Referring to a 1967 Arab League summit held in Sudan in the aftermath of the Six-Day War, Leiter said, “Khartoum is the capital of Arab rejection. The ‘three nos of Khartoum’ were no peace with Israel, no negotiation with Israel and no recognition of Israel. If five decades later, Israel is making peace with Sudan, that’s very symbolic of turning back the rejectionist tide.”

Sudan agreed to estabish ties with Israel in January 2021 as part of an arrangement with the US to get itself removed from a list of countries designated as state sponsors of terror. Unlike the United Arab Emirates, Bahrain and Morocco, however, Sudan has not made any moves to normalize ties, such as exchanging embassies.
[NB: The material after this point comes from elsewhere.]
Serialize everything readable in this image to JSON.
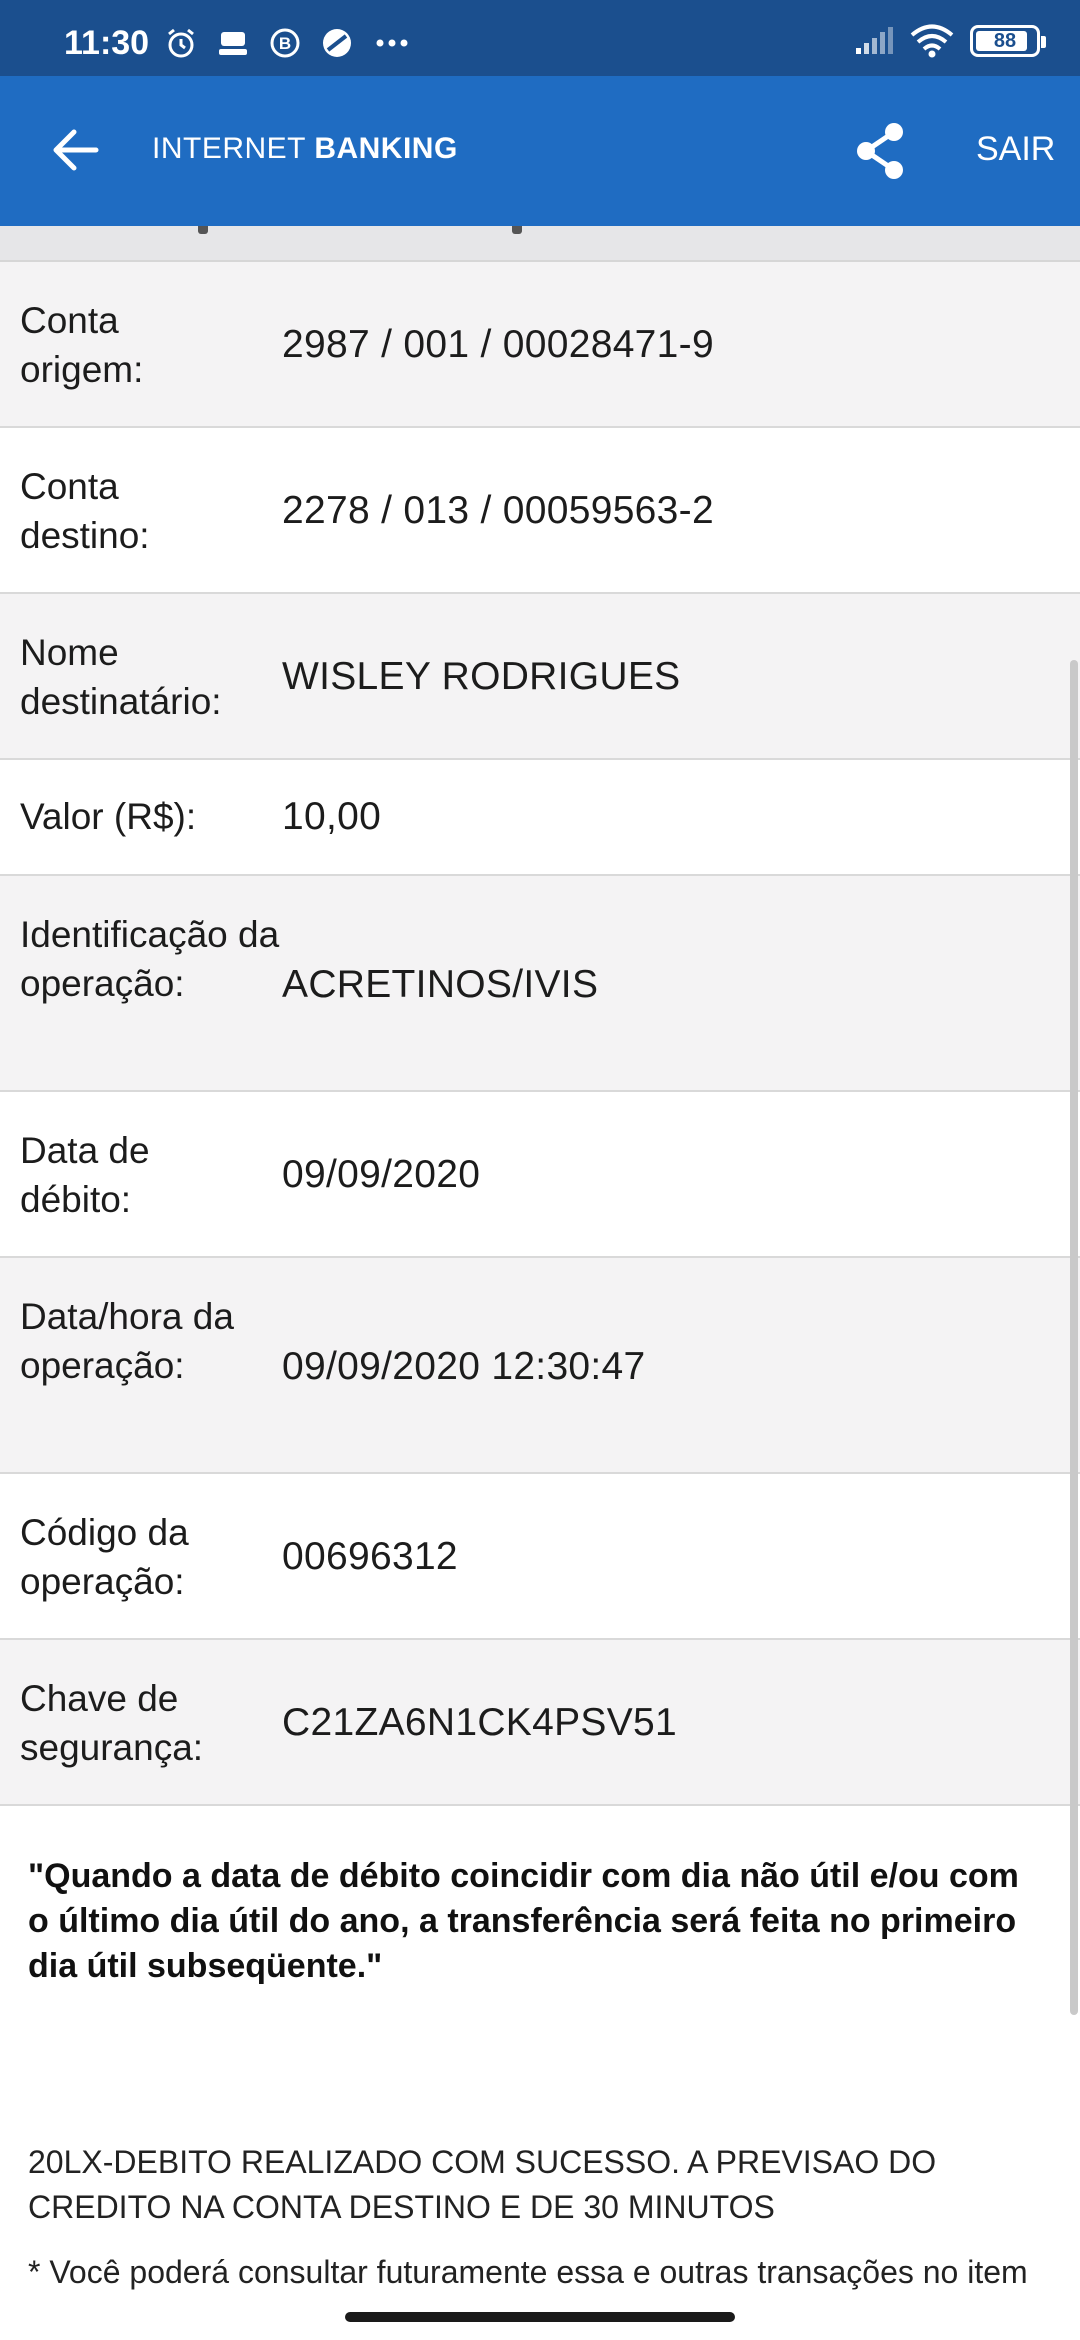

“The Sudanese public isn’t ready” for overt diplomatic ties with Israel, Leiter explained to TPS. “Making peace between countries has to trickle down to the street and they need for the street to agree. Not enough of the general public is on board.”

After the signing, Eli Cohen, then Israel’s Intelligence Minister became the first known Israeli government minister to visit Khartoum. He led a delegation of intelligence and security officials to discuss diplomatic, security and economic issues with their Sudanese counterparts.

When Sudan signed the accords, the country was led jointly by Gen. Burhan and civilian Prime Minister Abdallah Hamdok. Hamdok opposed joining the Abraham Accords, saying their transitional government did not have a mandate to sign the agreement.

Burhan seized power in a military coup in October 2021.

The administration of US President Joe Biden has called on Burhan to transfer power to an elected government, a position that Leiter called “foolhardy.”

Said Leiter, “We could see a repeat of what happened in Egypt in 2011 when the Muslim Brotherhood rode to power and took over the government. The last thing we need to see in Sudan is for a takeover by Muslim extremists.”

Sudan has been trying to reintegrate itself with the West following 30 years of repression and isolation under Omar Bashir, who allied Sudan with Iran.

Asked about possible Iranian involvement in Sudan’s fighting, Leiter said, “The key to understanding the Horn of Africa is this: The greater the instability, ethnic strife and political tension, the more Iran benefits. We can deduce from the fact that Iran benefits that they probably created the instability.”

Explaining the presence of Israeli agricultural workers in Sudan, Leiter said Khartoum has around 40 million people to feed and is in “desperate need” of Israeli agritech and assistance.

“Israel’s know-how in terms of sustainable greenhouse technology is critical to Sudan,” Leiter said.